from The American Heritage® Dictionary of the English Language, 4th Edition
- Capra, Frank 1897-1991. American filmmaker who won an Academy Award for his direction of It Happened One Night (1934), Mr. Deeds Goes to Town (1936), and You Can't Take It with You (1938).
from Wiktionary, Creative Commons Attribution/Share-Alike License
- proper n. A taxonomic genus within the subfamily Caprinae — the goats.
from the GNU version of the Collaborative International Dictionary of English
- n. A genus of ruminants, including the common goat.
from The Century Dictionary and Cyclopedia
- n. A genus of hollow-horned ruminants, of the family Bovidæ, typical of the subfamily Caprinæ, and typified by the common goat, Capra hircus. There are several other species, among them the ibexes, Capra ibex, C. pyrænica, etc.
from WordNet 3.0 Copyright 2006 by Princeton University. All rights reserved.
- n. United States film maker (1897-1991)
- n. goats
Valentina Capra is a qualified experienced Second Language teacher, who teaches private and group lessons in England.
It is impossible to separate Capra from the Americana of the mid-30's and early 40's, and Meet John Doe, his darkest film, fatefully presages the dark war years ahead.
Frank Capra is eighty-five and we talked about Mr. Deeds Goes to Town and Mr. Smith Goes to Washington.
The American press (hopefully with tongue in cheek) were calling Capra the new Melanie
"Seven Pounds" chimes with the same kind of Capra-esque reminder that life and what we do in it does have incredible meaning.
Like one told by Capra or Hallmark; filled with warmth, optimism, just enough dark corners to ground the narrative and a leading lady who defies the cliché of old men behind stern desks or terse Rosalind Russell types snapping at copywriters.
Like one told by Capra or Hallmark; filled with warmth, optimism, just enough dark corners to ground the narrative and a leading lady who defies the clichÃ© of old men behind stern desks or terse Rosalind Russell types snapping at copywriters.
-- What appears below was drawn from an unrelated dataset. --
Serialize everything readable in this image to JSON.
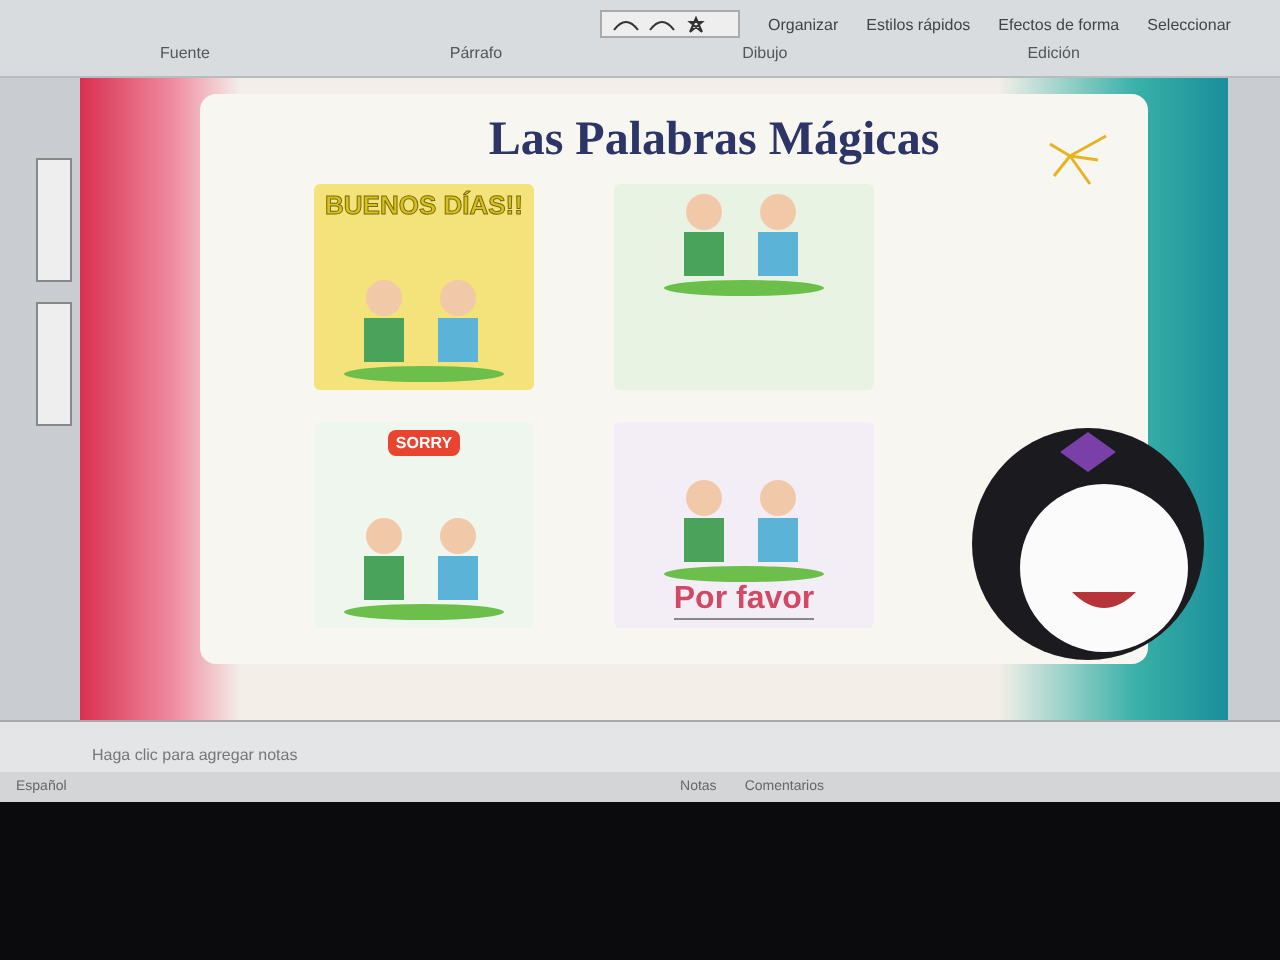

His movie career ran in tandem, often in character roles or, memorably, playing himself – in Wim Wenders's Wings of Desire (1987) and Robert Altman's The Player (1992) – plus documentaries about Frank Capra and Cassavetes.
In 1961, Frank Capra remade his classic Lady for a Day as A Pocketful of Miracles.
That couldn't happen in a Frank Capra movie, of course, but sadly it can and did happen in real life, at Carnegie Hall, and without that much fuss or fall-out.